ENTRIES SHOWN section start

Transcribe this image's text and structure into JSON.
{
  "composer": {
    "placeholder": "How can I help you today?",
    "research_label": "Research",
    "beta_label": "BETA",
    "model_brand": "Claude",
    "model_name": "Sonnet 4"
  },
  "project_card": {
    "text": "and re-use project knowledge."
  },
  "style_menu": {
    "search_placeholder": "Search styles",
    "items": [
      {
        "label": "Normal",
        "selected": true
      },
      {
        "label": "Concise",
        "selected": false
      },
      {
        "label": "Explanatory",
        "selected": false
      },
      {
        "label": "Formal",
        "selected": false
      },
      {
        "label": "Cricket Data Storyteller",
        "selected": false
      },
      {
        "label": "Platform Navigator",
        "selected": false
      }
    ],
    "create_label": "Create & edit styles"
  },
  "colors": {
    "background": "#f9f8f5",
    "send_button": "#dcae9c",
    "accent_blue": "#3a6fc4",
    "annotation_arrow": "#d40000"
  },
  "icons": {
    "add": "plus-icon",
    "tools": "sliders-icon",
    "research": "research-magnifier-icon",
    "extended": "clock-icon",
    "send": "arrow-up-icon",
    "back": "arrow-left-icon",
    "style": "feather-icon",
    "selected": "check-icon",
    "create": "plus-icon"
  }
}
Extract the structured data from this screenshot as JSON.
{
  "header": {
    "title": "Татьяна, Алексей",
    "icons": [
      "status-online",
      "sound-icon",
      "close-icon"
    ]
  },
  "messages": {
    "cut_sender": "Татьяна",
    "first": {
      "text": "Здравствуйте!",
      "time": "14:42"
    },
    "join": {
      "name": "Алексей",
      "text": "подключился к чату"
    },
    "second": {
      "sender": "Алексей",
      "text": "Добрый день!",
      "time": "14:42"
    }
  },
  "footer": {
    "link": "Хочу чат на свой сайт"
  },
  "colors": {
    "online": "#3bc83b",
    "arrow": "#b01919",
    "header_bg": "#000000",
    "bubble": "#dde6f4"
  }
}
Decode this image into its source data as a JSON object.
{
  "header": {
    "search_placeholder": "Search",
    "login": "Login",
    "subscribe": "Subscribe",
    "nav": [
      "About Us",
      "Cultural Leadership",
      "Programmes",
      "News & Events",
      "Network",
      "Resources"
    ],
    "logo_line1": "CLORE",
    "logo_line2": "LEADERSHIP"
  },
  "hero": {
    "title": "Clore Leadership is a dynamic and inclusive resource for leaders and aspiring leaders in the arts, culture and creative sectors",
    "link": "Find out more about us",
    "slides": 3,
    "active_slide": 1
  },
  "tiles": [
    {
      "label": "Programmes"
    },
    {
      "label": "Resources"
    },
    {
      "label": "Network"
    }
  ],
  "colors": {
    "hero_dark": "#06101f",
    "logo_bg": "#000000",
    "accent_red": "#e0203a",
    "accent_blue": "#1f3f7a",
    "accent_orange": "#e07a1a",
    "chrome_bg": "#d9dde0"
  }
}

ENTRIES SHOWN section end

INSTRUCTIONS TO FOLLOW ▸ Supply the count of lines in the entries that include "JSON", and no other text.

OUTPUT OF THE EXERCISE ▸ 3